Twitter handles (e.g. @username) — returns those who have mentioned or replied to
Names (e.g. "David Pogue")
Hashtags (e.g. #sxsw, #london2012)
Bio details (e.g. vegan, Olympics, father)
Muck Rack's Advanced Search allows for many boolean operators.
Find results that mention multiple specified terms, use AND or
+. For example, ensure each result contains both Elon Musk and Mark Zuckerberg by
searching Obama AND Romney or Obama + Romney.
Use the operators OR or , to broaden your search when you'd like either of
multiple terms to appear in results. (This is the default behavior of our search when no operators
are used.) For example, search for democrat OR republican to find results that refer to
Democrats and/or Republicans.
Use NOT or - to subtract results from your search.
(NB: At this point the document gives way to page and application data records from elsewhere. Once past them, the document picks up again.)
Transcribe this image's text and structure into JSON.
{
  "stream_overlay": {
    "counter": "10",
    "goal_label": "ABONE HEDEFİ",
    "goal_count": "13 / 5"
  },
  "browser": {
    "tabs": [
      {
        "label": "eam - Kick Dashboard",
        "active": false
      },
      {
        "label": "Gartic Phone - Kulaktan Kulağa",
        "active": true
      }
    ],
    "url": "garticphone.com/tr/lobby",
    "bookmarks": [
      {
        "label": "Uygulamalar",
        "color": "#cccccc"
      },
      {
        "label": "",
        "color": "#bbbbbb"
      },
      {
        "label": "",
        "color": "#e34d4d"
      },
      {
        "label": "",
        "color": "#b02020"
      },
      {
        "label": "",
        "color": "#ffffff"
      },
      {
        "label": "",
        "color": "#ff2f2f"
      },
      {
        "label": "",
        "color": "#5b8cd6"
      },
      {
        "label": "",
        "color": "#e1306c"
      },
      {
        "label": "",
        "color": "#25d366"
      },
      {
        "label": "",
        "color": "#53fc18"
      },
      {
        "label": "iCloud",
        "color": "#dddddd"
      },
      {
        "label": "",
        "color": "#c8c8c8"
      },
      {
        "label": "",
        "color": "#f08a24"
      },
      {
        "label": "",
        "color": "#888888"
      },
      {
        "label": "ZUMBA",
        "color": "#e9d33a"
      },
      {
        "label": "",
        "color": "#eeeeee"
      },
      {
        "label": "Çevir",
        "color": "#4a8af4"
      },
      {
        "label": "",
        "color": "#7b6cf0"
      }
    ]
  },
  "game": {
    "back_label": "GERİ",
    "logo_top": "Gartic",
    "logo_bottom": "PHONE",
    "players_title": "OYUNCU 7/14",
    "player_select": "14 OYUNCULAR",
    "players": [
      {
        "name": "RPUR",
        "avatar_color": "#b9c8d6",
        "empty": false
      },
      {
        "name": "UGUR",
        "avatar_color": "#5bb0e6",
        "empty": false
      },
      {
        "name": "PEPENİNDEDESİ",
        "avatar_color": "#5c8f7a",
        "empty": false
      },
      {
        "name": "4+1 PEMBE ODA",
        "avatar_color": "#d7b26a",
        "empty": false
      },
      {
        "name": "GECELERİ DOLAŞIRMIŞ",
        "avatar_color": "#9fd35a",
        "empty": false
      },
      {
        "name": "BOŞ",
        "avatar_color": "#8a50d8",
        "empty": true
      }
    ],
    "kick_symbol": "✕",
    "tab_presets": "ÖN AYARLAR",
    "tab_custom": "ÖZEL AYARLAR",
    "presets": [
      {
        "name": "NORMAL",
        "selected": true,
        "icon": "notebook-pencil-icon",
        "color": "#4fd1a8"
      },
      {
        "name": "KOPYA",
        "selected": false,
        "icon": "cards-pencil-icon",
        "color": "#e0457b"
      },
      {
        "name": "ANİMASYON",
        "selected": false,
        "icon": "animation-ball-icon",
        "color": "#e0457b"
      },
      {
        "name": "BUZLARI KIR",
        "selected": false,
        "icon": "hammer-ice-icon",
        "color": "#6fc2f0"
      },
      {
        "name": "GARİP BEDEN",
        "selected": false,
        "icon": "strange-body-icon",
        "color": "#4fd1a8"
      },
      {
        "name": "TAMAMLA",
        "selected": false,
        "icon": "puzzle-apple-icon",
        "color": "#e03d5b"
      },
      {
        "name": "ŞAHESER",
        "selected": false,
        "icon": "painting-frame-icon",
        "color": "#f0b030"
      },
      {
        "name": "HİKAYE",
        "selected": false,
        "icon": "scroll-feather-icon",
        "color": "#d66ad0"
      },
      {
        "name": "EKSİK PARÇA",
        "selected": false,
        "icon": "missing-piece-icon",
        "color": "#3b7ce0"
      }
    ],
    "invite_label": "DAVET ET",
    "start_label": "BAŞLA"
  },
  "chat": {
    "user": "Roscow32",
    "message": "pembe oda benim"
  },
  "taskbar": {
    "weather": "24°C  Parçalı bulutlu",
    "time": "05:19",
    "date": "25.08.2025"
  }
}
For
example, searching Disney will yield results about the Walt Disney Company as well as Walt Disney
World Resort. To exclude mentions of Disney World, search for Disney -World or Disney
When using one of these operators with a phrase, enclose it in quotation marks. For example, you can
find results about smartphones excluding Apple's iPhone 4S by searching smartphone -"iPhone
Exact case matching or punctuation
If you're searching for a brand name or keyword that relies on specific punctuation marks or capitalization, you can
find results that match your exact query by adding matchcase: before the keyword you're searching for, like matchcase:E*TRADE .
Use parentheses to separate multiple
boolean phrases. For example, to find journalists talking about having fun in Disney World or
Disneyland, search for ("disney world" OR disneyland) AND fun.
An asterisk can be used to search for any variation of a root word truncated by the asterisk. For example, searching for admin* will return results for administrator, administration, administer, administered, etc.
A near operator is an AND operator where you can control the distance between the words. You can vary the distance the near operation uses by adding a forward slash and number (between 0-99) such as strawberries NEAR/10 "whipped cream", which means the strawberries must exist within 10 words of "whipped cream".